So it actually happened, last Friday I went from being a Rothko skeptic to being a Mark Rothko fan. This is why I love my art history class so much. Our tutor, this tiny, soft spoken lady, manages to talk and convey modern art in a fascinating context of the historical background as well as bringing a completely new insight into the artists minds and methods. Most of the time I go in thinking “this is probably going to be boring” and at the end of the day I am completely fascinated and enthralled by it all. Could also be the fact that I’m a bit of an art fanatic but you know…
Abstract expressionist painting developed in the 1950’s and to most of us, the names of the time quite familiar. Pollock, Newman, Rothko, Richter etc. When I think expressionist paintings, I think of big canvases with paint splattered all over that cost huge unimaginable sums of money and convey nothing to me. To some this may sounds small minded, but I am sure others can relate.
However, when I took the time to really give the art a chance, my views radically changed, in particular my views on Rothko. I remember last year, one of the Rothko paintings at the Tate modern got vandalized by a guy claiming that he was ‘adding to the value of the painting’ (haha) and I thought, “well what an idiot” but at the same time, “maybe the man has a point, all this silly art that is over hyped and has no meaning”. I am admitting a whole lot of shameful thoughts in this post, I guess, but alas I have changed my ways a bit.
Rothko and the other expressionists felt that the physical process of painting is more important than the actual outcome of the end product. As well as doing this, they wanted to paint without having to reference any particular objects or things. By removing all of the traditional elements within a painting, they wanted to make them universal and let them speak for themselves.
To Rothko, the scale of the painting, the colors of the painting and the setting in which they are shown and exhibited were particularly important. With his work he wanted to create a sort of spiritual experience, to let the viewer be immersed in feelings and emotions. On the one hand the emotions that he was trying to convey but on the other hand also let the viewer have his own experience. For Rothko, color was “merely an instrument”. He said: “basic human emotions – tragedy, ecstasy, doom…The people who weep before my pictures are having the same religious experience I had when I painted them.”
Weeping?? Really? When I heard this, I thought that this really must be an exaggeration, people don’t weep in front of paintings, do they? Whatever the case, these values were so important to him that he turned down his first ever commission, which was by the four seasons, even though he had already spent years on completing the works, because he felt they would not fit into the commercial setting of a restaurant, which is where they would have been placed.
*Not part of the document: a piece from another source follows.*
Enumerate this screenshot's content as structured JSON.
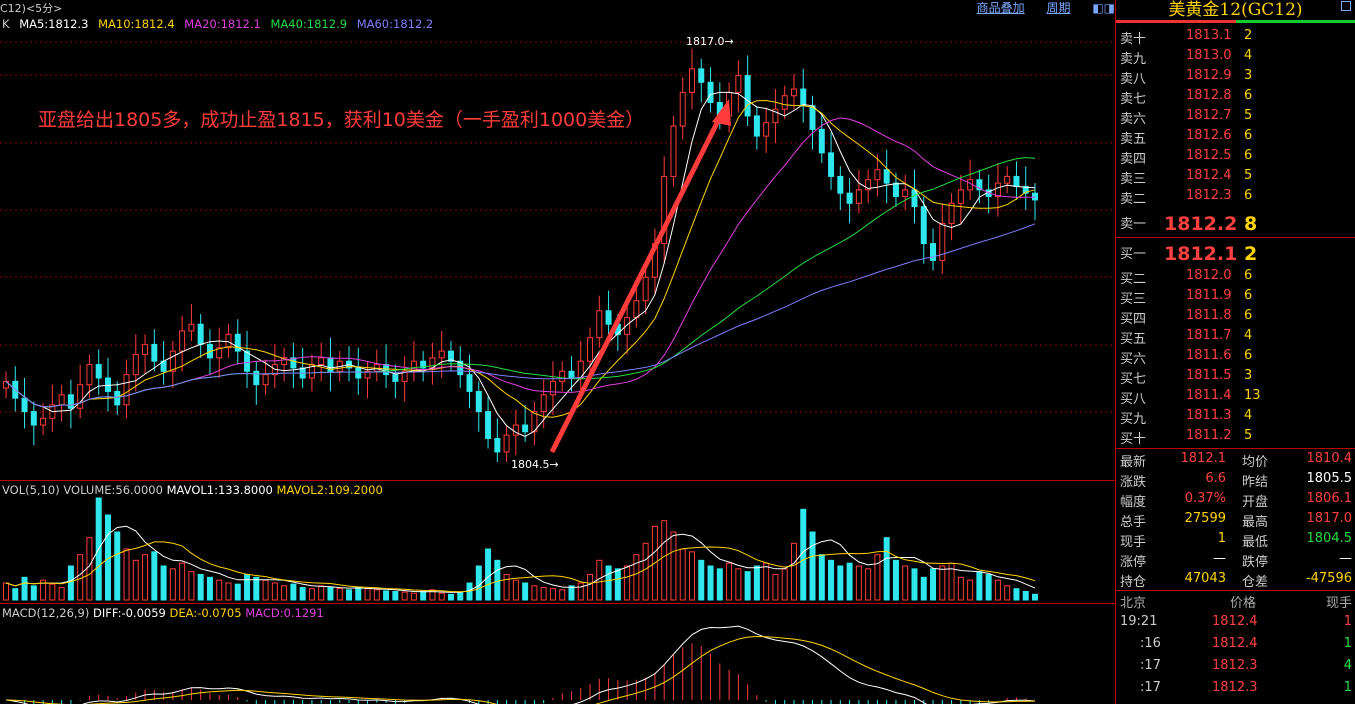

Instead he donated most of them to The Tate Britain, for the public to see and experience. So after my lecture we headed over to see the Seagram Murals and see what it was all about. The room as well as the paintings are dimly lit and all the paintings are large scale.
I sat in front of the painting below. It was quite busy and many people were talking and discussing so I decided to put on my headphones and listen to some Pink Floyd. It worked like magic and I was quickly away in my own world of thoughts.
And I totally got it. The mood, the feeling, I was completely immersed in the piece and I floated away into my own deepest darkest emotions. I felt somehow connected to the artist and his work, myself, in a strange way, I think I felt connected to the universe. Although this sounds very cheesy and maybe a bit out there, it was my experience and I can only recommend for others to give it a chance.
Sometimes the most beautiful and significant things are also those which are taken for granted. We dismiss masterpieces because we have seen them a million times before. In books or on the internet, or because we feel they are over hyped. In truth they may just be misrepresented and misunderstood. Another thing to remember is that a piece of art can only truly be understood when it is seen in its original state, in a setting for which it was intended. Or maybe you disagree with me?
If you want to see Mark Rothkos work, the Seagram Murals are part of the perminant exhibition at the Tate Modern in London